Science Years 2010–2013
EPFL Researchers in microgravity with their bubbles
A team of researchers from EPFL, Oxford University and Max-Planck Institute participated last week to the 53rd European Space Agency (ESA) Parabolic Flight Campaign. They chased the effects of gravitational forces on the very last stages of the collapse of a short-lived vapor bubble in a liquid, a phenomenon still poorly understood and responsible for severe erosion in a variety of industrial. The experiment was developed at EPFL Laboratory for Hydraulic Machines with the support of the EPFL Space Center and the Swiss National Science Foundation.
Twice per year the European Space Agency organizes microgravity research campaign onboard the ‘Airbus A300 ZERO-G’, a specially-equipped aircraft that reproduces weightlessness conditions by flying a sequence of free-fall parabolic maneuvers. Around ten different experiments may be run at the same time.
Following their successful participation at two ESA parabolic flight campaigns in 2005 and 2006, the team flew once more with a novel experiment, to investigate the effects of gravity on the growth and collapse of cavitation bubbles. The occurrence of such cavities is a common phenomenon in hydraulic machinery. The cavitation erosion is known to be due to liquid jets and shockwaves emitted at the last stage of a bubble collapse. The magnitude of these processes depends on the sphericity of the collapsing bubble, which is dictated by the geometry of surrounding boundaries. The gravity vector itself also contributes to such a symmetry breaking; however, its role in the collapse of cavitation bubbles has been ignored so far.

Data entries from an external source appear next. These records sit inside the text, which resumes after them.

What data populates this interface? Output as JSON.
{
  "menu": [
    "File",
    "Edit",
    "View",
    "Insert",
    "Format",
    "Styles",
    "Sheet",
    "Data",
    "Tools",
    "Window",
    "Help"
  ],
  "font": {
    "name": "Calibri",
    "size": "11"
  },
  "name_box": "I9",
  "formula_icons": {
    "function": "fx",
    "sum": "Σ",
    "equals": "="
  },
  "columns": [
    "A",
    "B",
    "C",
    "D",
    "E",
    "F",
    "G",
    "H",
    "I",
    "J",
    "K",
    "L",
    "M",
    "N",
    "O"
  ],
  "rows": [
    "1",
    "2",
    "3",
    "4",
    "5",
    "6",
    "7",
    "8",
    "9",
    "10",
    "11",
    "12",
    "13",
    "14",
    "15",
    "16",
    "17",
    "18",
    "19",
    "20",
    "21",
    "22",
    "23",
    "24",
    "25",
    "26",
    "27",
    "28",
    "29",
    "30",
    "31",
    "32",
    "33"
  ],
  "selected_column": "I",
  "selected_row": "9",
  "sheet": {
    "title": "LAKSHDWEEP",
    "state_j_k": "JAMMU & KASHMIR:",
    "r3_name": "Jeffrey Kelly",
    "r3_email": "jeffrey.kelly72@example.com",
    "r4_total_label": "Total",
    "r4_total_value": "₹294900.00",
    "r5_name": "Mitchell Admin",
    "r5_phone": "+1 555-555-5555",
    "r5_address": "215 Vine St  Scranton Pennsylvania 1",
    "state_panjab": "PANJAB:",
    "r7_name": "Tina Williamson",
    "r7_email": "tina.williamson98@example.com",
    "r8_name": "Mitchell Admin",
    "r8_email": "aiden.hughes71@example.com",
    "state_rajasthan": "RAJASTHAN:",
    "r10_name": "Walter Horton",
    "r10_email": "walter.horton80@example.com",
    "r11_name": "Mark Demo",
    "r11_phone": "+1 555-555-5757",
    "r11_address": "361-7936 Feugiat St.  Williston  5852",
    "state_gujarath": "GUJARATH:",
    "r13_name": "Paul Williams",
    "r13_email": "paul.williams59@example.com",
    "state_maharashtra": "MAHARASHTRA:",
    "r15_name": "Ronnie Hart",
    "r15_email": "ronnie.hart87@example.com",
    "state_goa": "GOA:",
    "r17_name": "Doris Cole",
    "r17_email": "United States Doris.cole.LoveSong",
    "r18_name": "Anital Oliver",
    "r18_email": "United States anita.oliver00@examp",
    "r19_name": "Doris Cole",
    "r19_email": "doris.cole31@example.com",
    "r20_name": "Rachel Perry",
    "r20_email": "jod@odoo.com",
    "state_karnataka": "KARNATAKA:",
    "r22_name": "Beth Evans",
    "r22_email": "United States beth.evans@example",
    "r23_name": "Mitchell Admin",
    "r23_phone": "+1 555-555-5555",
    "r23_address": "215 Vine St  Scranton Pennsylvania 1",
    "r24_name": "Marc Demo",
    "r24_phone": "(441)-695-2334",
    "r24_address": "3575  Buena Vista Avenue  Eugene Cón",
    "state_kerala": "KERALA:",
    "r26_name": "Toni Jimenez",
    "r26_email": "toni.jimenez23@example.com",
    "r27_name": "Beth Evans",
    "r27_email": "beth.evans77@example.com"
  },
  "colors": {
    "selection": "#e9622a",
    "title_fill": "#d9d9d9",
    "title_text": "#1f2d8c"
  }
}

To assess the influence of gravity, a specific experiment was designed and assembled at LMH to generate the most spherical cavitation bubble ever created, so that gravity is by far the major perturbation on its collapse. A special focus was put in minimizing all sources of asymmetry by using a parabolic mirror to focus the energy of a high-power pulsed laser into a small plasma point within a large water volume. They clearly observed gravity-induced geometrical perturbations on the very end of the bubble lifetime, and directly visualized the emission of shock waves and luminescence following the collapse. Unprecedented data were collected during a total of 96 parabolas. These data are now analyzed and will be published soon.
It should be noticed that the present project was initiated in 2005 at LMH laboratory by the “Flash and Splash” team, made of 4 talented EPFL students (D. Obreschkow, Ph. Kobel, N. Dorzas and A. Debosset), led by Dr. Farhat, who investigated the dynamic of a cavitation bubble within a water drop in the frame of ESA Student Parabolic Flight Campaign. The project gained such a momentum that five years after, the team reinforced by a new PhD student (M. Tinguely), is willing to pursue this exciting adventure with more investigations on bubble dynamics under microgravity. It is also expected to involve more students and laboratories in the project.
Check out the team’s website for more information: www.flashandsplash.ch
Last Updated (Tuesday, 28 May 2013 12:20)